Several more conservative schools, such as Diocesan School for Girls in Auckland and St Joseph's Māori Girls' College in Napier, have banned them in moves which AUT digital education researcher Dr Leon Benade believes "might set a trend".
Benade, who was deputy principal of St Paul's College in Ponsonby until 2007, said most schools banned mobile phones when they first appeared, but embraced them with the arrival of fast broadband and smartphones in the past decade.
"The trend has been to say the phone is an appropriate technology that sits with the other kinds of learning work that is going on," he said.
"In the eyes of those who would argue that the cellphone is a valued teaching device to be used alongside other devices, Dio's approach would seem to be quite heavy-handed.
"On the other hand, it seems to tap into a number of different views. One is that students are over-exposed to screen time, and that social media abuse is particularly bad for young people.
"So I'm guessing that there would be a lot of people cheering from the sidelines and saying that maybe all schools should do the same. It may begin a trend."
Both experts and principals' groups say there is no data on the different approaches that schools are taking, and that the issue is too new for any solid evidence on what is the best approach.
Albany Senior High principal Claire Amos said schools were trying to balance the educational advantages of smartphones and other devices against emerging evidence of emotional harm from over-use.
Top Auckland school bans phones (and the students claim they are happy)
Cellphone ban helps low-decile Māori school top NCEA ranks

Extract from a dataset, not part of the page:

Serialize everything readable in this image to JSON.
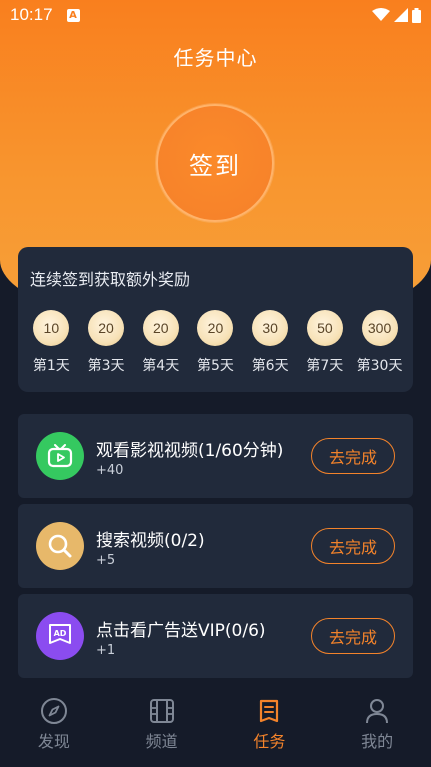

She allows students to keep phones with them and to use them without restrictions at intervals, although they are not supposed to use them in class except as "learning tools".

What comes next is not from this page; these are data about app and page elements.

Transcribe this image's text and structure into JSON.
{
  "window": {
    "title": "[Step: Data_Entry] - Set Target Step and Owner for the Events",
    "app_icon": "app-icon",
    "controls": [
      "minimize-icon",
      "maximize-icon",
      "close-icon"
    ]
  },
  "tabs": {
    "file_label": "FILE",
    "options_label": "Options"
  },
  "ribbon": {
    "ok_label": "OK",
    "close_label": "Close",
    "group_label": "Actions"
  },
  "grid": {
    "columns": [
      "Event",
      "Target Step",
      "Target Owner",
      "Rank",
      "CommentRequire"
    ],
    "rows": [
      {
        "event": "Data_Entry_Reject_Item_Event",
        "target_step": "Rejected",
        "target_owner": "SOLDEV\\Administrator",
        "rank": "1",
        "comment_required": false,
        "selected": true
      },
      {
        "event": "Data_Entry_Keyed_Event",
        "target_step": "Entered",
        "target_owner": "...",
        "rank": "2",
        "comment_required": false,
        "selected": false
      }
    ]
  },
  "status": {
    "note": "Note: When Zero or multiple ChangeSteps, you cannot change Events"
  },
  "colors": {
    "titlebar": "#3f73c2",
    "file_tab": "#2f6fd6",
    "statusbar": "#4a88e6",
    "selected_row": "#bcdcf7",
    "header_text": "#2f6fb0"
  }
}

"We encourage students to only have their cellphone out if they need it, but we also recognise that cellphones are often learning tools and they have every reason to use them in the classroom," she said.
"I also recognise that there is some pretty compelling evidence that the amount of screen time that young people are engaged in seems like it is doing potentially some harm."
But she said this was not just a problem for children.
"It can sometimes be ironic if you ask a student about their parents' technology use and they say, 'They never talk to us'," she said.
She said experience with alcohol showed that banning things only drove them underground, so it was better to help young people develop strategies to manage how they used things that could be harmful.
Northcross Intermediate School principal Jonathon Tredray said his students had to put their phones in a box in their classrooms when they arrived at school, and could not use them at intervals, but could take them out of the box when they were needed for learning.
"We are finding they are using them more and more in the class for their learning," he said.
"For example, at the moment they are filming each other doing their speeches and playing it back."
Secondary Principals' Association president Deidre Shea said her school, Onehunga High School, allowed students to use their phones at intervals but they had to turn them off in class.
"Probably that is a fairly typical approach," she said.
"Most schools would have challenges around that at some time. That's probably one of the reasons why some of the schools are swinging back, as well as the lack of social engagement."
Principals' Federation president Whetu Cormick said primary schools were concerned about growing numbers of new-entrant children arriving at school with poor language abilities because both they and their parents have spent too much time on their phones instead of talking to each other.
"For little people, language development happens through conversations with people, not with a screen," he said.
His school, Bathgate Park School in Dunedin, requires children to hand their phones in when they come to school and does not allow them in the playground.
"They should be outside playing with one another," he said.
"We have a policy. If parents require them to bring them [phones] to school, they have to hand it in to the teacher. If they are found, they are confiscated."
Dr Nina Hood, an Auckland University lecturer and founder of the Education Hub , said cellphones could be used to enhance learning, but there was growing evidence of damage caused by "over-connectedness".
"It's as much about supporting young people to understand about proper and effective use of all types of technology," she said.
"It's supporting them to understand when it is appropriate to use a phone, how to use a phone to enhance their learning, and to be aware of the risk."